One year ago, firefighters from Great Falls Fire Rescue joined other departments from across the state to take part in a peer support training.
IAFF Local 8 President David Van Son says this training is a shift from only focusing on the physical aspects of the job to shining a light on mental health.
“We can recognize that they need some help with post-traumatic stress, family issues, or anything that they might be dealing with that is coming from the job. Then we know to get them on the right track,” Van Son said.
Van Son says once the training had initially ended, a group of five people came together to start the process of putting peer support together for the department.
“We vetted some counselors. We got some treatment centers in Great Falls that are on board with us. We really took our time and developed the program,” Van Son said.
Van Son says it was important that they took this last year to put the program together because they found in their training if mistakes are made with one member, they would risk losing the trust of the rest of the department.
Van Son says they rolled out their peer support program to the department last week — but not just for firefighters.
“And we feel it is important we get the spouses on board because they might see something at home,” Van Son said.
They also have the support of the leadership within Great Falls Fire Rescue.
Van Son says the research that has been done by the International Association of Firefighters backs up why they are taking these steps to show their support for one another.
“They did a study back in 2017, and out of the total line of duty deaths for firefighters, there [were] 93, but there [were] 103 firefighters that took their own lives. It is based on the job that we do,” Van Son said.
The IAFF is also supporting these men and women by creating the Center of Excellence.
“It is a treatment facility specifically for firefighters and EMTs that are a part of the International Association of Firefighters.
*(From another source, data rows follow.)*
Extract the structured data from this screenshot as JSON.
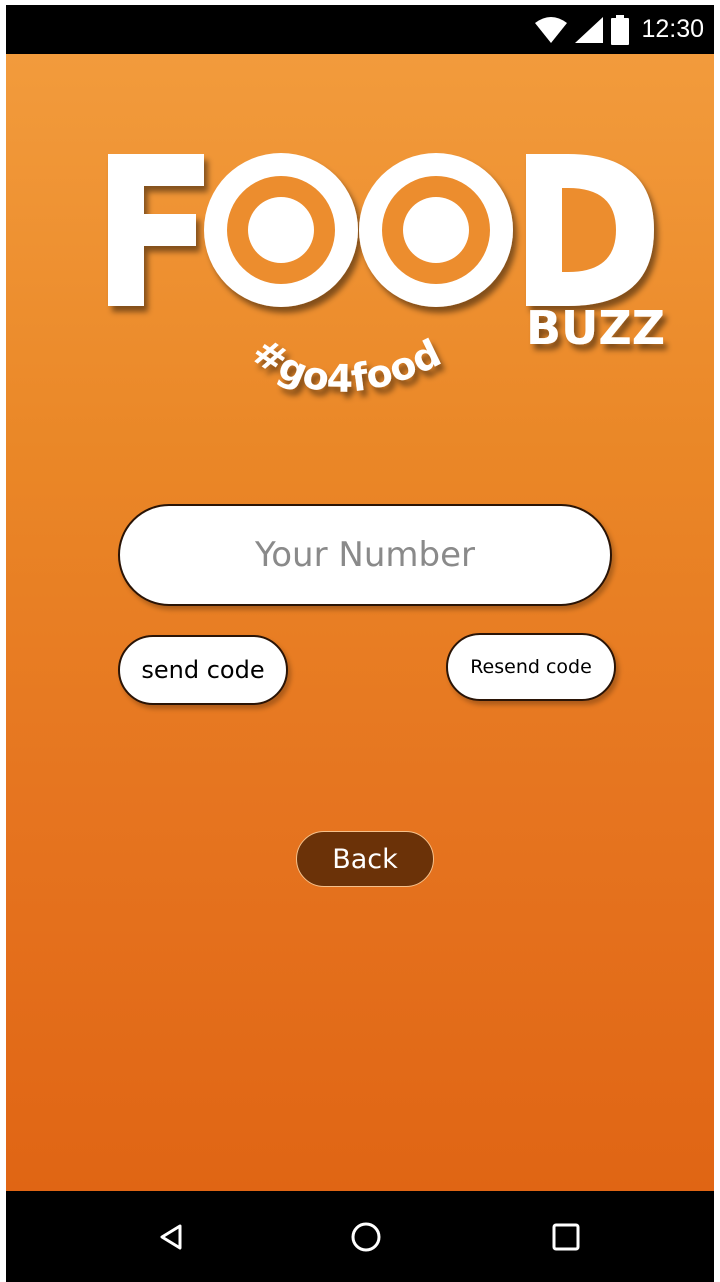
{
  "status_bar": {
    "time": "12:30",
    "icons": [
      "wifi-icon",
      "signal-icon",
      "battery-icon"
    ]
  },
  "logo": {
    "brand": "FOOD",
    "sub": "BUZZ",
    "tagline": "#go4food"
  },
  "form": {
    "number_placeholder": "Your Number",
    "number_value": ""
  },
  "buttons": {
    "send_code": "send code",
    "resend_code": "Resend code",
    "back": "Back"
  },
  "nav_bar": {
    "icons": [
      "back-triangle-icon",
      "home-circle-icon",
      "recents-square-icon"
    ]
  },
  "colors": {
    "gradient_top": "#f29b3c",
    "gradient_bottom": "#e06514",
    "back_button": "#6b3208",
    "logo_text": "#ffffff"
  }
}
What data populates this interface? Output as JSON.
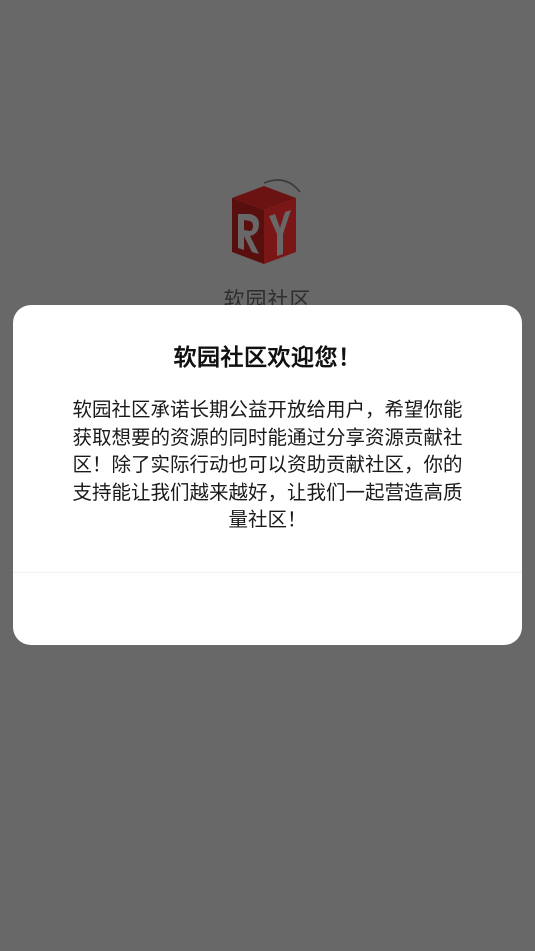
{
  "splash": {
    "app_name": "软园社区",
    "logo_text": "RY",
    "logo_icon": "ry-cube-logo-icon"
  },
  "dialog": {
    "title": "软园社区欢迎您！",
    "body": "软园社区承诺长期公益开放给用户，希望你能获取想要的资源的同时能通过分享资源贡献社区！除了实际行动也可以资助贡献社区，你的支持能让我们越来越好，让我们一起营造高质量社区！"
  },
  "colors": {
    "overlay_background": "#686868",
    "logo_red": "#6e1414",
    "dialog_background": "#ffffff"
  }
}
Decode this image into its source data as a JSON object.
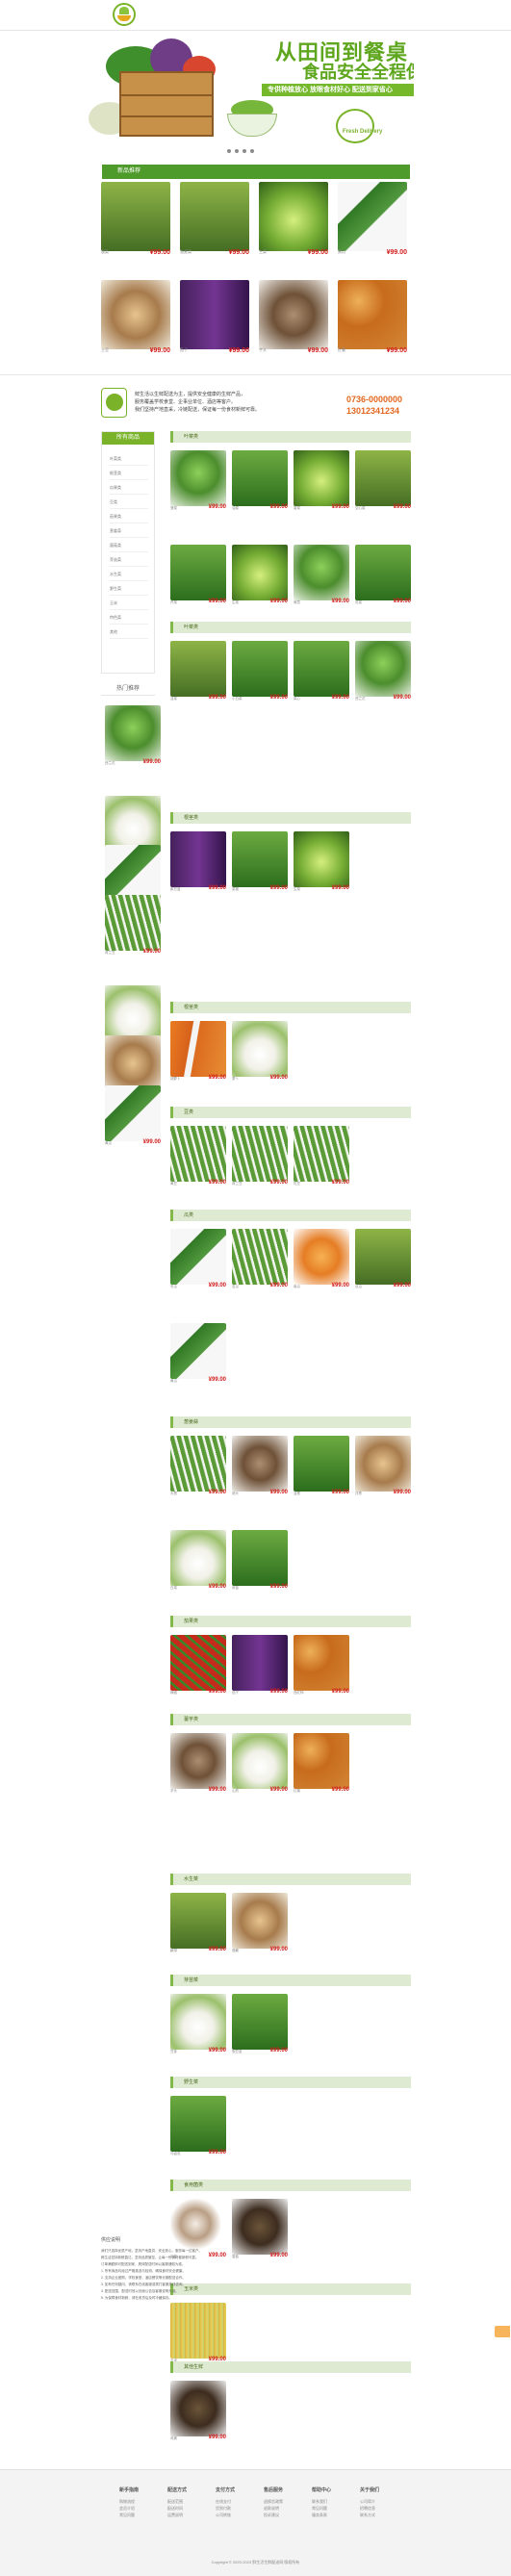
{
  "banner": {
    "title": "从田间到餐桌",
    "subtitle": "食品安全全程保障",
    "strip": "专供种植放心 放眼食材好心 配送到家省心",
    "brand": "Fresh Delivery"
  },
  "section_title": "新品推荐",
  "top_products": [
    {
      "name": "菠菜",
      "price": "¥99.00"
    },
    {
      "name": "油麦菜",
      "price": "¥99.00"
    },
    {
      "name": "生菜",
      "price": "¥99.00"
    },
    {
      "name": "黄瓜",
      "price": "¥99.00"
    },
    {
      "name": "土豆",
      "price": "¥99.00"
    },
    {
      "name": "茄子",
      "price": "¥99.00"
    },
    {
      "name": "芋头",
      "price": "¥99.00"
    },
    {
      "name": "红薯",
      "price": "¥99.00"
    }
  ],
  "info": {
    "text1": "鲜生活以生鲜配送为主，提供安全健康的生鲜产品，",
    "text2": "服务覆盖学校食堂、企事业单位、酒店等客户。",
    "text3": "我们坚持产地直采，冷链配送，保证每一份食材新鲜可靠。",
    "phone1": "0736-0000000",
    "phone2": "13012341234"
  },
  "nav": {
    "title": "所有商品",
    "items": [
      "叶菜类",
      "根茎类",
      "瓜果类",
      "豆类",
      "茄果类",
      "葱姜蒜",
      "菌菇类",
      "芽苗菜",
      "水生菜",
      "野生菜",
      "玉米",
      "特色菜",
      "其他"
    ]
  },
  "hot": {
    "title": "热门推荐",
    "items": [
      {
        "name": "西兰花",
        "price": "¥99.00"
      },
      {
        "name": "萝卜",
        "price": "¥99.00"
      },
      {
        "name": "冬瓜",
        "price": "¥99.00"
      },
      {
        "name": "荷兰豆",
        "price": "¥99.00"
      },
      {
        "name": "白菜",
        "price": "¥99.00"
      },
      {
        "name": "土豆",
        "price": "¥99.00"
      },
      {
        "name": "黄瓜",
        "price": "¥99.00"
      }
    ]
  },
  "categories": [
    {
      "title": "叶菜类",
      "items": [
        {
          "name": "菠菜",
          "price": "¥99.00"
        },
        {
          "name": "油菜",
          "price": "¥99.00"
        },
        {
          "name": "香菜",
          "price": "¥99.00"
        },
        {
          "name": "空心菜",
          "price": "¥99.00"
        },
        {
          "name": "芹菜",
          "price": "¥99.00"
        },
        {
          "name": "生菜",
          "price": "¥99.00"
        },
        {
          "name": "茼蒿",
          "price": "¥99.00"
        },
        {
          "name": "苋菜",
          "price": "¥99.00"
        }
      ]
    },
    {
      "title": "叶菜类",
      "items": [
        {
          "name": "韭菜",
          "price": "¥99.00"
        },
        {
          "name": "小白菜",
          "price": "¥99.00"
        },
        {
          "name": "菜心",
          "price": "¥99.00"
        },
        {
          "name": "西兰花",
          "price": "¥99.00"
        }
      ]
    },
    {
      "title": "根茎类",
      "items": [
        {
          "name": "紫甘蓝",
          "price": "¥99.00"
        },
        {
          "name": "菜薹",
          "price": "¥99.00"
        },
        {
          "name": "生菜",
          "price": "¥99.00"
        }
      ]
    },
    {
      "title": "根茎类",
      "items": [
        {
          "name": "胡萝卜",
          "price": "¥99.00"
        },
        {
          "name": "萝卜",
          "price": "¥99.00"
        }
      ]
    },
    {
      "title": "豆类",
      "items": [
        {
          "name": "黄豆",
          "price": "¥99.00"
        },
        {
          "name": "荷兰豆",
          "price": "¥99.00"
        },
        {
          "name": "豇豆",
          "price": "¥99.00"
        }
      ]
    },
    {
      "title": "瓜类",
      "items": [
        {
          "name": "冬瓜",
          "price": "¥99.00"
        },
        {
          "name": "苦瓜",
          "price": "¥99.00"
        },
        {
          "name": "南瓜",
          "price": "¥99.00"
        },
        {
          "name": "丝瓜",
          "price": "¥99.00"
        },
        {
          "name": "黄瓜",
          "price": "¥99.00"
        }
      ]
    },
    {
      "title": "葱姜蒜",
      "items": [
        {
          "name": "大葱",
          "price": "¥99.00"
        },
        {
          "name": "蒜头",
          "price": "¥99.00"
        },
        {
          "name": "韭葱",
          "price": "¥99.00"
        },
        {
          "name": "洋葱",
          "price": "¥99.00"
        },
        {
          "name": "白菜",
          "price": "¥99.00"
        },
        {
          "name": "蒜苗",
          "price": "¥99.00"
        }
      ]
    },
    {
      "title": "茄果类",
      "items": [
        {
          "name": "辣椒",
          "price": "¥99.00"
        },
        {
          "name": "茄子",
          "price": "¥99.00"
        },
        {
          "name": "西红柿",
          "price": "¥99.00"
        }
      ]
    },
    {
      "title": "薯芋类",
      "items": [
        {
          "name": "芋头",
          "price": "¥99.00"
        },
        {
          "name": "山药",
          "price": "¥99.00"
        },
        {
          "name": "红薯",
          "price": "¥99.00"
        }
      ]
    },
    {
      "title": "水生菜",
      "items": [
        {
          "name": "藕带",
          "price": "¥99.00"
        },
        {
          "name": "莲藕",
          "price": "¥99.00"
        }
      ]
    },
    {
      "title": "芽苗菜",
      "items": [
        {
          "name": "豆芽",
          "price": "¥99.00"
        },
        {
          "name": "豌豆苗",
          "price": "¥99.00"
        }
      ]
    },
    {
      "title": "野生菜",
      "items": [
        {
          "name": "马齿苋",
          "price": "¥99.00"
        }
      ]
    },
    {
      "title": "食用菌类",
      "items": [
        {
          "name": "平菇",
          "price": "¥99.00"
        },
        {
          "name": "香菇",
          "price": "¥99.00"
        }
      ]
    },
    {
      "title": "玉米类",
      "items": [
        {
          "name": "玉米",
          "price": "¥99.00"
        }
      ]
    },
    {
      "title": "其他生鲜",
      "items": [
        {
          "name": "鸡蛋",
          "price": "¥99.00"
        }
      ]
    }
  ],
  "about": {
    "title": "供应说明",
    "lines": [
      "我们只选择优质产地，坚持产地直供，安全放心，服务每一位客户。",
      "鲜生活坚持新鲜直达，坚持品质管控，让每一份食材都新鲜可靠。",
      "订单满额即可配送到家，具体配送时间以客服通知为准。",
      "1. 所有商品均经过严格挑选与检测，确保食材安全健康。",
      "2. 支持企业团购、学校食堂、酒店餐饮等长期配送合作。",
      "3. 如有任何疑问，请联系在线客服或拨打客服热线咨询。",
      "4. 配送范围、配送时效以页面公告及客服说明为准。",
      "5. 为保障食材新鲜，请在收货后及时冷藏保存。"
    ]
  },
  "footer": {
    "cols": [
      {
        "title": "新手指南",
        "items": [
          "购物流程",
          "会员介绍",
          "常见问题"
        ]
      },
      {
        "title": "配送方式",
        "items": [
          "配送范围",
          "配送时间",
          "运费说明"
        ]
      },
      {
        "title": "支付方式",
        "items": [
          "在线支付",
          "货到付款",
          "公司转账"
        ]
      },
      {
        "title": "售后服务",
        "items": [
          "退换货政策",
          "退款说明",
          "投诉建议"
        ]
      },
      {
        "title": "帮助中心",
        "items": [
          "联系我们",
          "常见问题",
          "服务条款"
        ]
      },
      {
        "title": "关于我们",
        "items": [
          "公司简介",
          "招聘信息",
          "联系方式"
        ]
      }
    ],
    "copyright": "Copyright © 2020-2023 鲜生活生鲜配送网 版权所有"
  }
}
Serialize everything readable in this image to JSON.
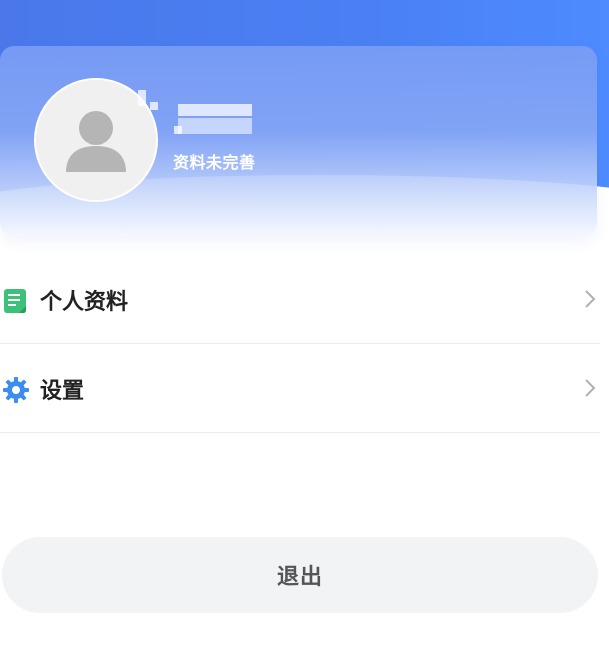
{
  "profile": {
    "status_text": "资料未完善"
  },
  "menu": {
    "items": [
      {
        "label": "个人资料",
        "icon": "document-icon"
      },
      {
        "label": "设置",
        "icon": "gear-icon"
      }
    ]
  },
  "logout_label": "退出",
  "colors": {
    "header_blue": "#4a80f4",
    "document_icon_green": "#3cc07a",
    "gear_icon_blue": "#3d8cf0",
    "logout_bg": "#f2f3f5"
  }
}
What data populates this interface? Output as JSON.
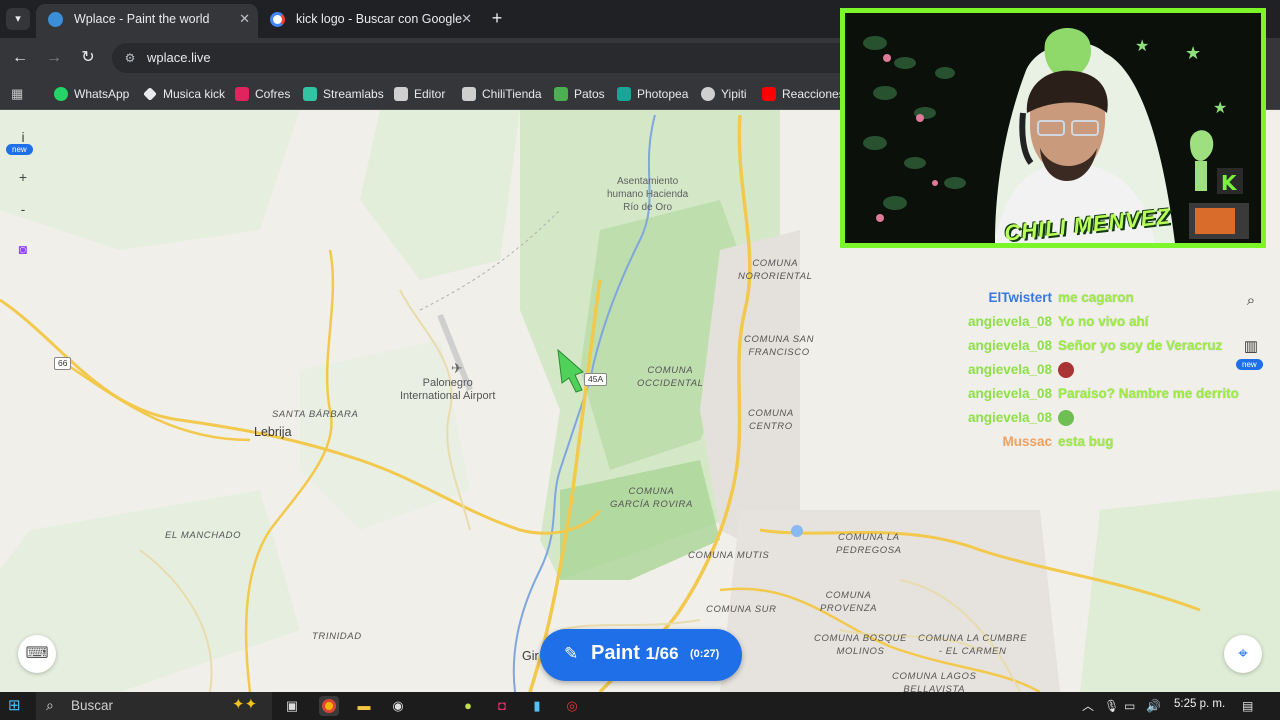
{
  "tabs": [
    {
      "title": "Wplace - Paint the world",
      "active": true,
      "favicon_color": "#3b8fd9"
    },
    {
      "title": "kick logo - Buscar con Google",
      "active": false,
      "favicon_color": "#e8eaed"
    }
  ],
  "toolbar": {
    "url": "wplace.live",
    "back_icon": "arrow-left-icon",
    "forward_icon": "arrow-right-icon",
    "reload_icon": "reload-icon"
  },
  "bookmarks": [
    {
      "label": "WhatsApp",
      "color": "#25d366"
    },
    {
      "label": "Musica kick",
      "color": "#e8eaed"
    },
    {
      "label": "Cofres",
      "color": "#e0245e"
    },
    {
      "label": "Streamlabs",
      "color": "#31c3a2"
    },
    {
      "label": "Editor",
      "color": "#cfcfcf"
    },
    {
      "label": "ChiliTienda",
      "color": "#cfcfcf"
    },
    {
      "label": "Patos",
      "color": "#4caf50"
    },
    {
      "label": "Photopea",
      "color": "#18a497"
    },
    {
      "label": "Yipiti",
      "color": "#cfcfcf"
    },
    {
      "label": "Reacciones",
      "color": "#ff0000"
    }
  ],
  "map": {
    "controls": {
      "info": "i",
      "info_badge": "new",
      "zoom_in": "+",
      "zoom_out": "-"
    },
    "labels": {
      "asentamiento": "Asentamiento\nhumano Hacienda\nRío de Oro",
      "comuna_nororiental": "COMUNA\nNORORIENTAL",
      "comuna_san_francisco": "COMUNA SAN\nFRANCISCO",
      "comuna_occidental": "COMUNA\nOCCIDENTAL",
      "comuna_centro": "COMUNA\nCENTRO",
      "comuna_garcia_rovira": "COMUNA\nGARCÍA ROVIRA",
      "comuna_mutis": "COMUNA MUTIS",
      "comuna_la_pedregosa": "COMUNA LA\nPEDREGOSA",
      "comuna_sur": "COMUNA SUR",
      "comuna_provenza": "COMUNA\nPROVENZA",
      "comuna_bosque_molinos": "COMUNA BOSQUE\nMOLINOS",
      "comuna_la_cumbre": "COMUNA LA CUMBRE\n- EL CARMEN",
      "comuna_lagos": "COMUNA LAGOS\nBELLAVISTA",
      "palonegro": "Palonegro\nInternational Airport",
      "santa_barbara": "SANTA BÁRBARA",
      "lebrija": "Lebrija",
      "el_manchado": "EL MANCHADO",
      "trinidad": "TRINIDAD",
      "giron": "Gir"
    },
    "shields": {
      "route_66": "66",
      "route_45a": "45A"
    },
    "paint_button": {
      "label": "Paint",
      "count": "1/66",
      "timer": "(0:27)"
    },
    "right_badge": "new"
  },
  "stream": {
    "name_overlay": "CHILI MENVEZ",
    "chat": [
      {
        "user": "ElTwistert",
        "user_color": "#3a78e0",
        "msg": "me cagaron"
      },
      {
        "user": "angievela_08",
        "user_color": "#8ee04a",
        "msg": "Yo no vivo ahí"
      },
      {
        "user": "angievela_08",
        "user_color": "#8ee04a",
        "msg": "Señor yo soy de Veracruz"
      },
      {
        "user": "angievela_08",
        "user_color": "#8ee04a",
        "msg": "emoji-1"
      },
      {
        "user": "angievela_08",
        "user_color": "#8ee04a",
        "msg": "Paraiso? Nambre me derrito"
      },
      {
        "user": "angievela_08",
        "user_color": "#8ee04a",
        "msg": "emoji-2"
      },
      {
        "user": "Mussac",
        "user_color": "#f0a060",
        "msg": "esta bug"
      }
    ]
  },
  "taskbar": {
    "search_placeholder": "Buscar",
    "clock": "5:25 p. m."
  },
  "colors": {
    "accent_blue": "#1f6fe8",
    "cam_border": "#7cf52a",
    "map_bg": "#f1efe9"
  }
}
They help with post-traumatic stress, drug abuse, alcohol abuse, and just any one that is in trouble,” Van Son said.
And recently, the Montana Vet Program announced they are starting a program just for first responders called the Montana First Responders Program. They host trips in the wilderness that focus on peer-to-peer support.
“The first trip is in August. It is not just firefighters, it is firefighters, police officers. and emergency medical services. We see it for a career, we see trauma day in and day out.”
Van Son says as they move forward with the program, they will help educate their brothers and sisters on support for one another.
“Do not leave anyone behind that is suffering through mental health,” Van Son said.